Energy Stress vs Destructive Stress
Stress serves as a defensive and adaptive mechanism that allows you to physically and mentally deal with negative situations. This concept, known as the fight-or-flight syndrome or adaptive response, was originally coined by Hans Selye, MD, a professor and director of the Institute of Experimental Medicine at the University of Montreal. The adaptive response is what happens in the body when encountering danger. For example, when Indiana Jones faces a snake, his pulse quickens, he breathes faster, his muscles tense, and his brain uses more oxygen and gears all his internal physiological activities toward helping him survive the situation.
This type of energy-related stress can boost the immune system as well as physical strength, and in the short-term, is beneficial. Once the perceived danger subsides, normal internal operations resume. Renowned stress researcher Robert Sapolsky, PhD, a professor of biological sciences, neurology, and neurological sciences at Stanford University, states that your body essentially turns off everything that’s not essential to surviving, such as digestion, growth, and reproduction during this short adaptive phase of stress. In his 30 years of research, he found that in this phase, you think more clearly, and certain aspects of learning and memory are enhanced.
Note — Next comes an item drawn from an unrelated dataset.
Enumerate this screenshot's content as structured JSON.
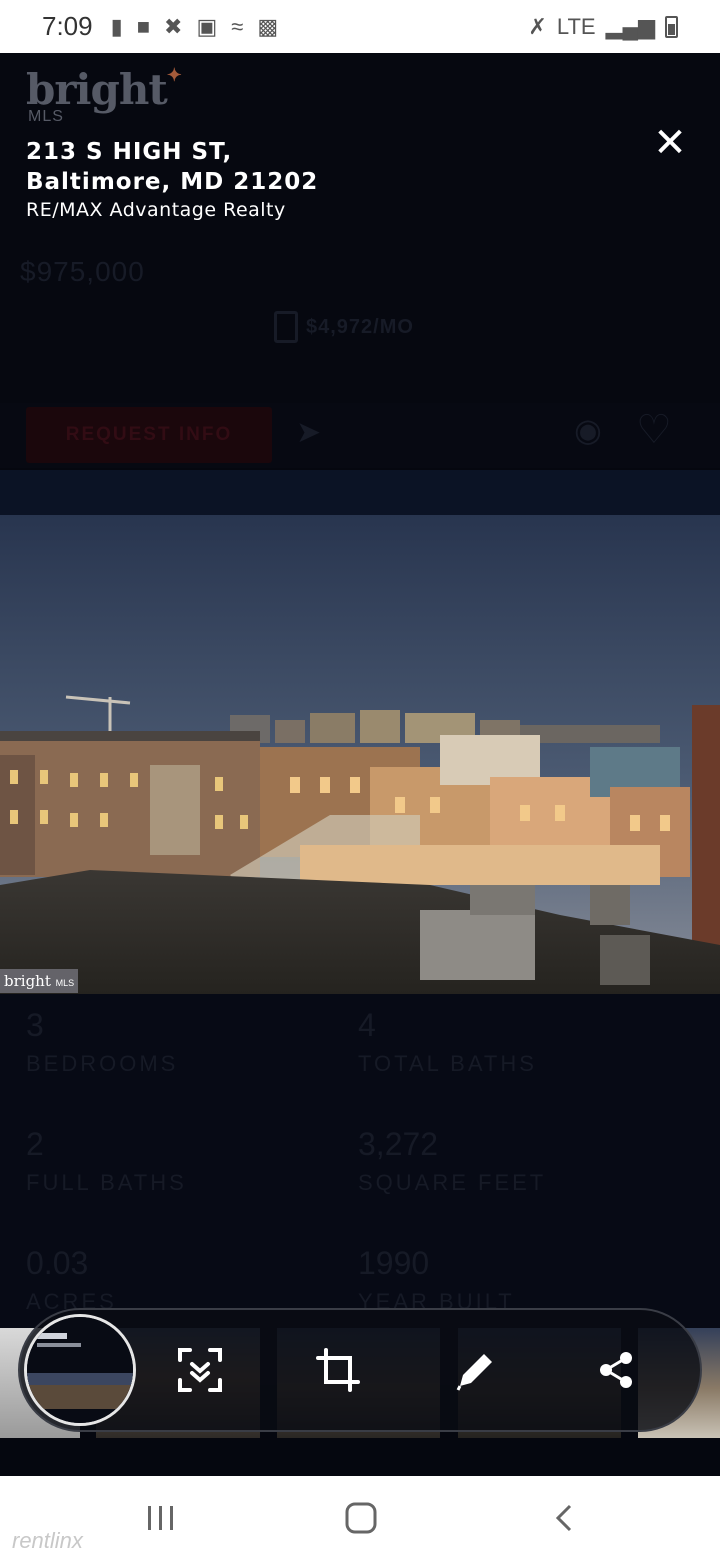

Unfortunately, the adaptive response is not always beneficial. Dr. Sapolsky tells us that that constant non-life-threatening stressors trigger the release of adrenalin and other stress hormones, which, over time, can have devastating consequences on your health. For instance, if you turn on the stress response chronically for purely psychological reasons, you increase your risk of adult onset diabetes and high blood pressure. If you’re chronically shutting down the digestive system due to stress response, there’s a cluster of gastrointestinal disorders you’re more at risk of developing.
FOR INSTANCE, IF YOU TURN ON THE STRESS RESPONSE CHRONICALLY FOR PURELY PSYCHOLOGICAL REASONS, YOU INCREASE YOUR RISK OF ADULT ONSET DIABETES AND HIGH BLOOD PRESSURE. Additionally, stress hormones can clog arteries, increase plaque, damage blood vessels, and restrict blood flow, which jeopardizes heart health.